This exhibition is also the introduction of a new collection of small works—which provided its title—as well as a series of large text-heavy vertical panels, conceived specifically to be suspended from the ceiling throughout the gallery. For both, Scaccia drew inspiration from “Los Ensacados” (ca. 1816), an etching by Francisco de Goya that describes a group of men clad in large full-body sacks with no openings for arms or feet and secured like candy wrappers around their necks—as we can see in the five figures in the foreground and their heads poking out comically. Other similar silhouettes extend into the background bound into an anonymous mass, like an apparition or a secret sect involved in some unknowable rite. In Scaccia’s vision, the sacks become utilitarian shopping bags that adjust to the movements of a group of fidgety characters in whom we recognize the fierce momentum that pushes life forward and the instances when it plummets into nihilism, inertia, and melancholy. The artist also explores this subject in a 300-plus-frame animation that follows a figure coming in and out of a bag like a jack-in-the-box (wearing a different hat or wig every time) and ends with its feet topsy-turvy in the air.
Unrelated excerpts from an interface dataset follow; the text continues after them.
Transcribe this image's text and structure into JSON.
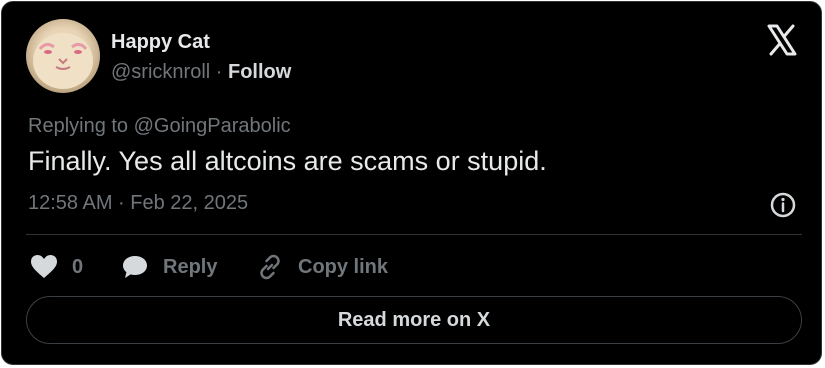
{
  "author": {
    "name": "Happy Cat",
    "handle": "@sricknroll",
    "separator": " · ",
    "follow_label": "Follow"
  },
  "logo_icon": "x-logo-icon",
  "tweet": {
    "replying_to": "Replying to @GoingParabolic",
    "text": "Finally. Yes all altcoins are scams or stupid.",
    "timestamp": "12:58 AM · Feb 22, 2025"
  },
  "actions": {
    "likes_count": "0",
    "reply_label": "Reply",
    "copy_link_label": "Copy link"
  },
  "read_more_label": "Read more on X",
  "colors": {
    "background": "#000000",
    "border": "#2f3336",
    "primary_text": "#e7e9ea",
    "secondary_text": "#71767b"
  }
}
The text frequently embedded in Scaccia’s work comes from a repository of quotes and thoughts that she’s kept in notebooks over the years. In this exhibition, the viewer will come across the words: “Is there an outside?” several times. It’s a multilayered question that speaks, on one level, of the absence of exterior spaces in the artist’s work; her view of experience as a theatrum mundi where there’s no celestial seat in the auditorium, no omniscience, only an unbroken loop of art imitating life and life imitating art. Furthermore, it echoes a philosophical conundrum: “The world is in my head. My body is in the world.” Finally, it represents the imaginary gap between so-called insiders and outsiders, shifting the focus onto persuasion and authenticity; the courage to lift the veil from everyone’s reality to confront one’s own truth.
 Auster, Paul. Report from the Interior. Henry Holt and Co, 2013, p. 192.